By Gina Gatchell, Director

In 2010 I received a call from a very upset US citizen about the enactment of the Foreign Account Tax Compliance Act.

She sent me the article she had just read, which set out the future of information reporting by institutions outside the United States to the US government.




The multi-faceted Foreign Account Tax Compliance Act (FATCA) was passed in 2010 as part of the Hiring Incentives to Restore Employment Act (HIRE). The aim of FATCA is to identify offshore tax evasion of citizens and residents of the United States.  This is done by leveraging foreign financial institutions to hand over the details of their US account holders with a balance of US$50,000 or more in the aggregate.

FATCA also affects certain foreign entities with substantial United States ownership.




Foreign Financial Institutions (FFIs) and US persons alike, naturally did not take this new heat from the United States government sitting down.

Many years of implementation and privacy-related issues ensued, with FFIs forced into satisfying IRS requirements enabling the FFI to be identified by the IRS as a ‘participating FFI’. The significance of which is that the FFI escapes a 30% withholding tax on payments due to the institution.

To satisfy IRS requirements, in the pre-intergovernmental agreement era of FATCA, the FFI was required to enter into an agreement with the IRS to do the following:

(1) conduct certain identification and due diligence procedures with respect to the institution’s

(2) report annually to the IRS on its account holders who are United States persons or foreign entities with
substantial United States ownership; and

(3) withhold and pay over to the IRS 30% of any payments of United States source income, as well as gross
proceeds from the sale of securities that generate United States source income, made to –

(a) non-participating FFIs, (b) individual accountholders failing to provide sufficient information to
determine whether or not they are a United States person, or (c) foreign entity accountholders failing to provide sufficient information about the identity of its substantial United States owners.

Failure to be recognized by the IRS as a ‘participating FFI’ will result in a 30% withholding tax being imposed on United States sourced income derived by the FFI, from January 1, 2014 on interest and dividends, followed by an across-the-board 30% withholding on all ‘withholdable payments’ from January 1, 2015.

US Treasury released several rounds of Treasury Regulations pertaining to the reporting and withholding requirements for FFIs.


There are many elements to FATCA

  • Form W-8BEN[1]: Certificate of Foreign Status of Beneficial Owner for United States Withholding
    and Reporting.

The original form has been duplicated; previously one Form W-8BEN existed, now there is an additional form modelled off the original form for non-individuals including companies. The original purpose of Form W-8BEN was for Chapter Three Withholding purposes. Post FATCA implementation, Form W-8BEN was split into Form W-8BEN-E for entities covering both Chapter Three and Chapter Four (FATCA) identification to the United States payer of income to that entity.

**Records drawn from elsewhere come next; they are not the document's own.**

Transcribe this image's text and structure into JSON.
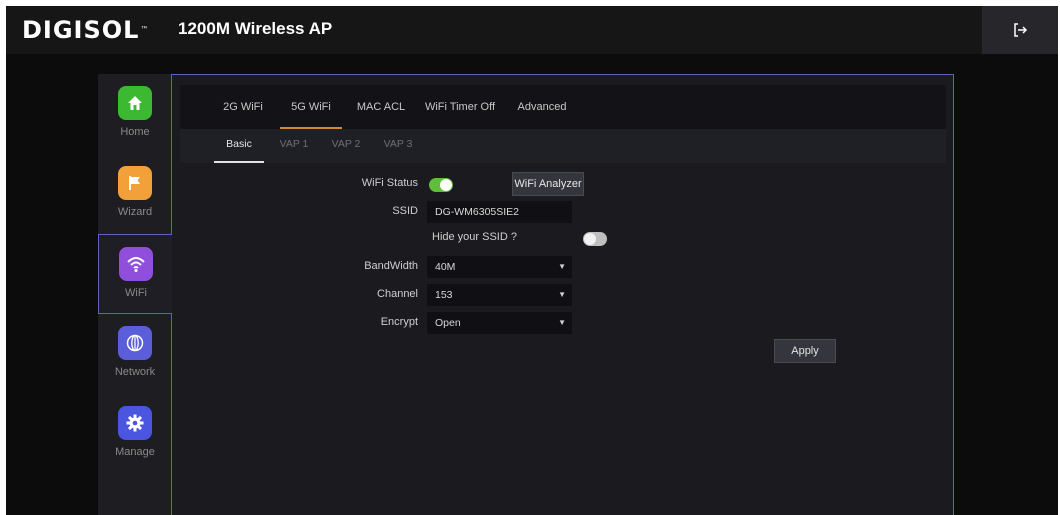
{
  "header": {
    "logo": "DIGISOL",
    "logo_tm": "™",
    "title": "1200M Wireless AP"
  },
  "sidebar": {
    "items": [
      {
        "label": "Home",
        "icon": "home-icon",
        "color": "#3cb832"
      },
      {
        "label": "Wizard",
        "icon": "flag-icon",
        "color": "#f2a03a"
      },
      {
        "label": "WiFi",
        "icon": "wifi-icon",
        "color": "#8f4fdc",
        "active": true
      },
      {
        "label": "Network",
        "icon": "globe-icon",
        "color": "#5a5fd9"
      },
      {
        "label": "Manage",
        "icon": "gear-icon",
        "color": "#4a55e0"
      }
    ]
  },
  "tabs": [
    "2G WiFi",
    "5G WiFi",
    "MAC ACL",
    "WiFi Timer Off",
    "Advanced"
  ],
  "active_tab": "5G WiFi",
  "subtabs": [
    "Basic",
    "VAP 1",
    "VAP 2",
    "VAP 3"
  ],
  "active_subtab": "Basic",
  "form": {
    "wifi_status_label": "WiFi Status",
    "wifi_status": "on",
    "analyzer_button": "WiFi Analyzer",
    "ssid_label": "SSID",
    "ssid_value": "DG-WM6305SIE2",
    "hide_ssid_label": "Hide your SSID ?",
    "hide_ssid": "off",
    "bandwidth_label": "BandWidth",
    "bandwidth_value": "40M",
    "channel_label": "Channel",
    "channel_value": "153",
    "encrypt_label": "Encrypt",
    "encrypt_value": "Open",
    "apply_button": "Apply"
  },
  "colors": {
    "accent_border": "#5a62c8",
    "tab_active_underline": "#d08a30",
    "toggle_on": "#5fbf3a"
  }
}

  • Form 8938 is required to be filed by US persons holding specified foreign financial assets.[2]
  • Foreign financial institutions have a number of obligations imposed on them by FATCA including:
  1. Unless the FFI resides in a country with which the United States has entered into an Intergovernmental Agreement the FFI is required to register with the IRS, including obtaining a Global Intermediary Identification Number.
  2. The requirement to search their electronic databases for indicia of US persons being account holders. Depending on the balance of accounts falling under or over $50,000, further inquiries had to be made to confirm whether the account holder was a US person or not.



As a result of the above, foreign financial institutions had to make massive changes to identify their US account holders so that they wouldn’t be penalized.

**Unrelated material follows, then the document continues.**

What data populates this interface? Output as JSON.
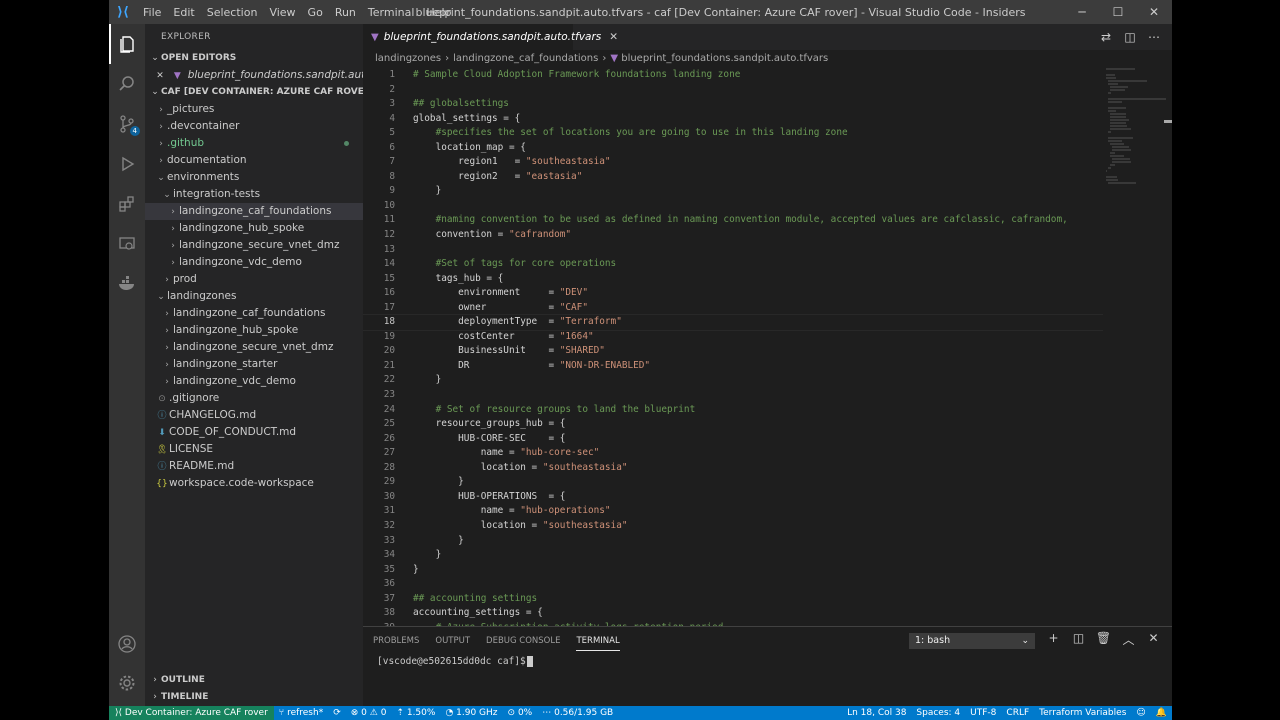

FFIs, including the New Zealand banks and other financial institutions continue to write letters to account
holders requiring them to provide certification of their US status.

  • The International Data Exchange Services (IDES) – the secure managed file transfer service that is available to financial institutions to facilitate FATCA reporting.
  • The Intergovernmental Agreement (IGA) – New Zealand has negotiated a Model 1 IGA with the United States, under which its financial institutions report to New Zealand’s Inland Revenue instead of directly
    via IDES. Inland Revenue then transmits data to via IDES to the United States.
  • Host country Tax Authorities (HCTAs) – The HCTA for New Zealand, IRD’s role in FATCA includes;
  1. Facilitating the Intergovernmental Agreement in place with the United States.
  2. Data transmission through IDES to the United States.
  3. Provision of technical guidance to New Zealand’s financial institutions around their FATCA obligations.
  4. United States Internal Revenue Service – assimilates the data received from around the world through IDES.

If you need expert advice to meet your US tax obligations under FATCA we can help. Call us on +64 27 512 0365 or use the appointment scheduler to book a telephone consultation or make an appointment.

The purpose of form W-8BEN is to certify to a US payer of income whether or not
US federal withholding tax is required to be withheld from payments to a non-US

[2] The requirement to file Form 8938 depends the filing status of the US person and the amount of specified foreign financial assets held including the highest balance at any time during the US tax year, and the balance on 31 December. The form was introduced as a ‘FATCA form’ in 2012.